- Directions -
Restate the records below exactly. Pictures are not part of the copy.

*** Data under study ***

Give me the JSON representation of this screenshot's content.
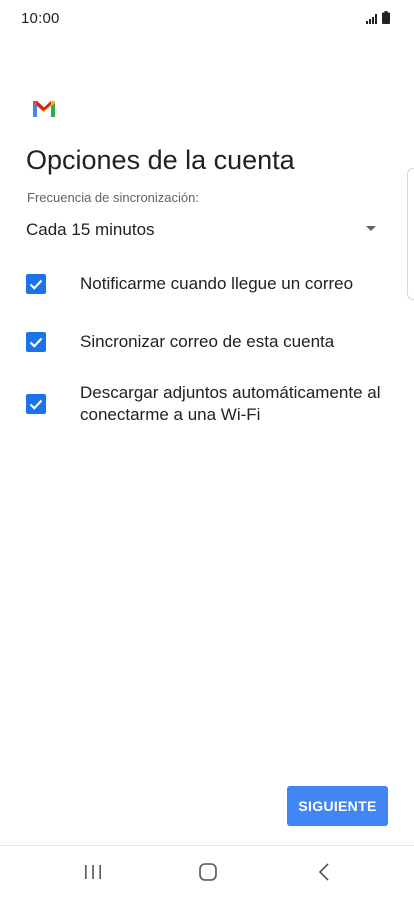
{
  "status_bar": {
    "time": "10:00",
    "icons": [
      "signal-icon",
      "battery-icon"
    ]
  },
  "app": {
    "logo": "gmail-logo"
  },
  "page": {
    "title": "Opciones de la cuenta"
  },
  "sync_frequency": {
    "label": "Frecuencia de sincronización:",
    "selected": "Cada 15 minutos"
  },
  "options": [
    {
      "label": "Notificarme cuando llegue un correo",
      "checked": true
    },
    {
      "label": "Sincronizar correo de esta cuenta",
      "checked": true
    },
    {
      "label": "Descargar adjuntos automáticamente al conectarme a una Wi-Fi",
      "checked": true
    }
  ],
  "actions": {
    "next_label": "SIGUIENTE"
  },
  "navigation": {
    "buttons": [
      "recent-apps-icon",
      "home-icon",
      "back-icon"
    ]
  },
  "colors": {
    "accent": "#4285f4",
    "checkbox": "#1a73e8"
  }
}
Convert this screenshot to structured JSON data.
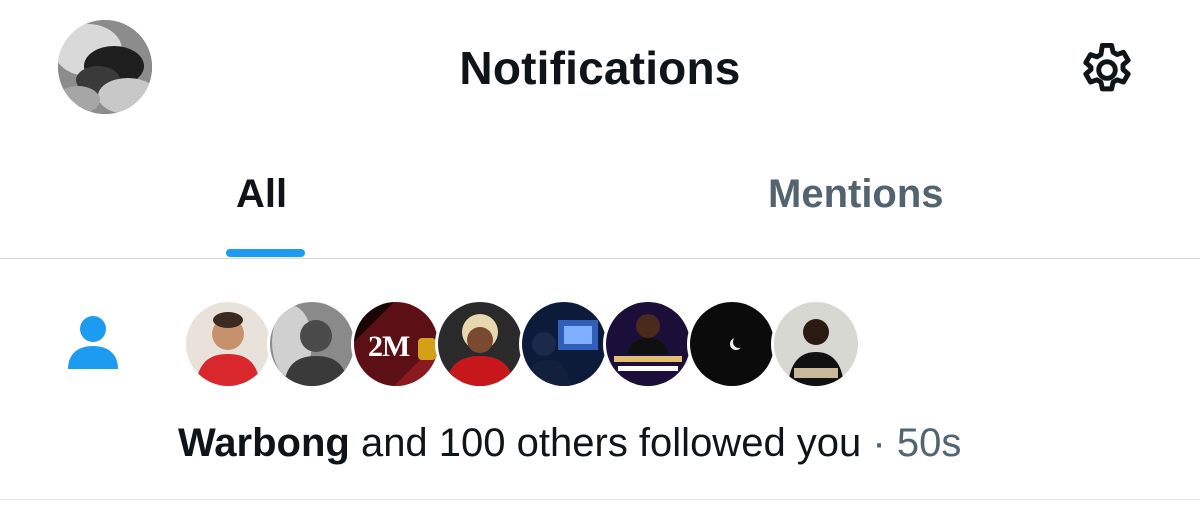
{
  "header": {
    "title": "Notifications",
    "avatar_icon": "profile-avatar",
    "settings_icon": "gear-icon"
  },
  "tabs": [
    {
      "label": "All",
      "active": true
    },
    {
      "label": "Mentions",
      "active": false
    }
  ],
  "colors": {
    "accent": "#1d9bf0",
    "text_primary": "#0f1419",
    "text_secondary": "#536471",
    "divider": "#cfd9de"
  },
  "notification": {
    "type_icon": "person-icon",
    "follower_avatars": [
      {
        "name": "follower-avatar-1"
      },
      {
        "name": "follower-avatar-2"
      },
      {
        "name": "follower-avatar-3",
        "text": "2M"
      },
      {
        "name": "follower-avatar-4"
      },
      {
        "name": "follower-avatar-5"
      },
      {
        "name": "follower-avatar-6"
      },
      {
        "name": "follower-avatar-7"
      },
      {
        "name": "follower-avatar-8"
      }
    ],
    "actor_name": "Warbong",
    "message": " and 100 others followed you",
    "separator": " · ",
    "time": "50s"
  }
}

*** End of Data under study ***

- Completed task -
Give me the JSON representation of this screenshot's content.
{
  "status_bar": {
    "time": "10:00",
    "icons": [
      "signal-icon",
      "battery-icon"
    ]
  },
  "app": {
    "logo": "gmail-logo"
  },
  "page": {
    "title": "Opciones de la cuenta"
  },
  "sync_frequency": {
    "label": "Frecuencia de sincronización:",
    "selected": "Cada 15 minutos"
  },
  "options": [
    {
      "label": "Notificarme cuando llegue un correo",
      "checked": true
    },
    {
      "label": "Sincronizar correo de esta cuenta",
      "checked": true
    },
    {
      "label": "Descargar adjuntos automáticamente al conectarme a una Wi-Fi",
      "checked": true
    }
  ],
  "actions": {
    "next_label": "SIGUIENTE"
  },
  "navigation": {
    "buttons": [
      "recent-apps-icon",
      "home-icon",
      "back-icon"
    ]
  },
  "colors": {
    "accent": "#4285f4",
    "checkbox": "#1a73e8"
  }
}
Convert this screenshot to structured JSON data.
{
  "header": {
    "title": "Notifications",
    "avatar_icon": "profile-avatar",
    "settings_icon": "gear-icon"
  },
  "tabs": [
    {
      "label": "All",
      "active": true
    },
    {
      "label": "Mentions",
      "active": false
    }
  ],
  "colors": {
    "accent": "#1d9bf0",
    "text_primary": "#0f1419",
    "text_secondary": "#536471",
    "divider": "#cfd9de"
  },
  "notification": {
    "type_icon": "person-icon",
    "follower_avatars": [
      {
        "name": "follower-avatar-1"
      },
      {
        "name": "follower-avatar-2"
      },
      {
        "name": "follower-avatar-3",
        "text": "2M"
      },
      {
        "name": "follower-avatar-4"
      },
      {
        "name": "follower-avatar-5"
      },
      {
        "name": "follower-avatar-6"
      },
      {
        "name": "follower-avatar-7"
      },
      {
        "name": "follower-avatar-8"
      }
    ],
    "actor_name": "Warbong",
    "message": " and 100 others followed you",
    "separator": " · ",
    "time": "50s"
  }
}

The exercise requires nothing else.